PROBLEM:
A faithful copy of all the data is the goal; omit the pictures.

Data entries
..............................

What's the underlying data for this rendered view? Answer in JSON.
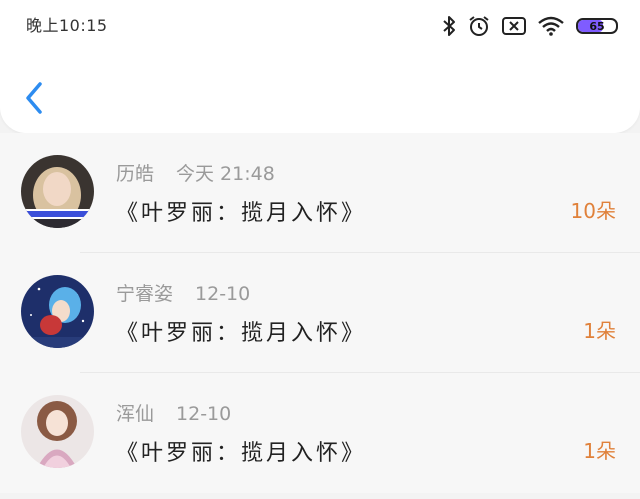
{
  "status_bar": {
    "time": "晚上10:15",
    "battery": "65",
    "battery_level": 0.65
  },
  "header": {
    "back_icon": "chevron-left-icon",
    "accent": "#2d8cf0"
  },
  "gifts": [
    {
      "name": "历皓",
      "time": "今天 21:48",
      "title": "《叶罗丽：揽月入怀》",
      "count": "10朵"
    },
    {
      "name": "宁睿姿",
      "time": "12-10",
      "title": "《叶罗丽：揽月入怀》",
      "count": "1朵"
    },
    {
      "name": "浑仙",
      "time": "12-10",
      "title": "《叶罗丽：揽月入怀》",
      "count": "1朵"
    }
  ],
  "colors": {
    "count": "#e0813a",
    "name": "#9a9a9a"
  }
}
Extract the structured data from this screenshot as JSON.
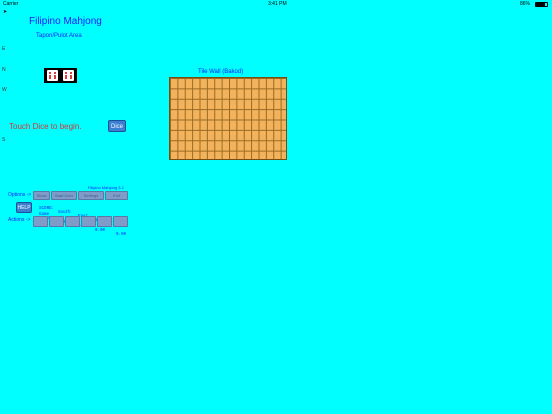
{
  "status_bar": {
    "carrier": "Carrier",
    "time": "3:41 PM",
    "battery": "86%"
  },
  "app": {
    "title": "Filipino Mahjong",
    "subtitle": "Tapon/Pulot Area",
    "version": "Filipino Mahjong 3.2"
  },
  "directions": [
    "E",
    "N",
    "W",
    "S"
  ],
  "dice": {
    "values": [
      6,
      6
    ],
    "pip_color": "#cc0000",
    "button_label": "Dice",
    "prompt": "Touch Dice to begin."
  },
  "tile_wall": {
    "label": "Tile Wall (Bakod)",
    "columns": 16,
    "rows": 8,
    "tile_color": "#f2b35c"
  },
  "controls": {
    "options_label": "Options ->",
    "actions_label": "Actions ->",
    "help_label": "HELP",
    "option_buttons": [
      "Show",
      "Start Over",
      "Settings",
      "Exit"
    ]
  },
  "score_table": {
    "headers": [
      "SCORE:",
      "South",
      "East",
      "North",
      "West"
    ],
    "row_label": "Game",
    "row_number": "0",
    "values": [
      "0.00",
      "0.00",
      "0.00",
      "0.00"
    ]
  },
  "colors": {
    "background": "#00FFFF",
    "title_text": "#1a1aff",
    "prompt_text": "#dd3333",
    "button_blue": "#3a7fd0"
  }
}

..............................

RESPONSE BELOW:
What's the underlying data for this rendered view? Answer in JSON.
{
  "status_bar": {
    "time": "晚上10:15",
    "battery": "65",
    "battery_level": 0.65
  },
  "header": {
    "back_icon": "chevron-left-icon",
    "accent": "#2d8cf0"
  },
  "gifts": [
    {
      "name": "历皓",
      "time": "今天 21:48",
      "title": "《叶罗丽：揽月入怀》",
      "count": "10朵"
    },
    {
      "name": "宁睿姿",
      "time": "12-10",
      "title": "《叶罗丽：揽月入怀》",
      "count": "1朵"
    },
    {
      "name": "浑仙",
      "time": "12-10",
      "title": "《叶罗丽：揽月入怀》",
      "count": "1朵"
    }
  ],
  "colors": {
    "count": "#e0813a",
    "name": "#9a9a9a"
  }
}
Extract the structured data from this screenshot as JSON.
{
  "status_bar": {
    "carrier": "Carrier",
    "time": "3:41 PM",
    "battery": "86%"
  },
  "app": {
    "title": "Filipino Mahjong",
    "subtitle": "Tapon/Pulot Area",
    "version": "Filipino Mahjong 3.2"
  },
  "directions": [
    "E",
    "N",
    "W",
    "S"
  ],
  "dice": {
    "values": [
      6,
      6
    ],
    "pip_color": "#cc0000",
    "button_label": "Dice",
    "prompt": "Touch Dice to begin."
  },
  "tile_wall": {
    "label": "Tile Wall (Bakod)",
    "columns": 16,
    "rows": 8,
    "tile_color": "#f2b35c"
  },
  "controls": {
    "options_label": "Options ->",
    "actions_label": "Actions ->",
    "help_label": "HELP",
    "option_buttons": [
      "Show",
      "Start Over",
      "Settings",
      "Exit"
    ]
  },
  "score_table": {
    "headers": [
      "SCORE:",
      "South",
      "East",
      "North",
      "West"
    ],
    "row_label": "Game",
    "row_number": "0",
    "values": [
      "0.00",
      "0.00",
      "0.00",
      "0.00"
    ]
  },
  "colors": {
    "background": "#00FFFF",
    "title_text": "#1a1aff",
    "prompt_text": "#dd3333",
    "button_blue": "#3a7fd0"
  }
}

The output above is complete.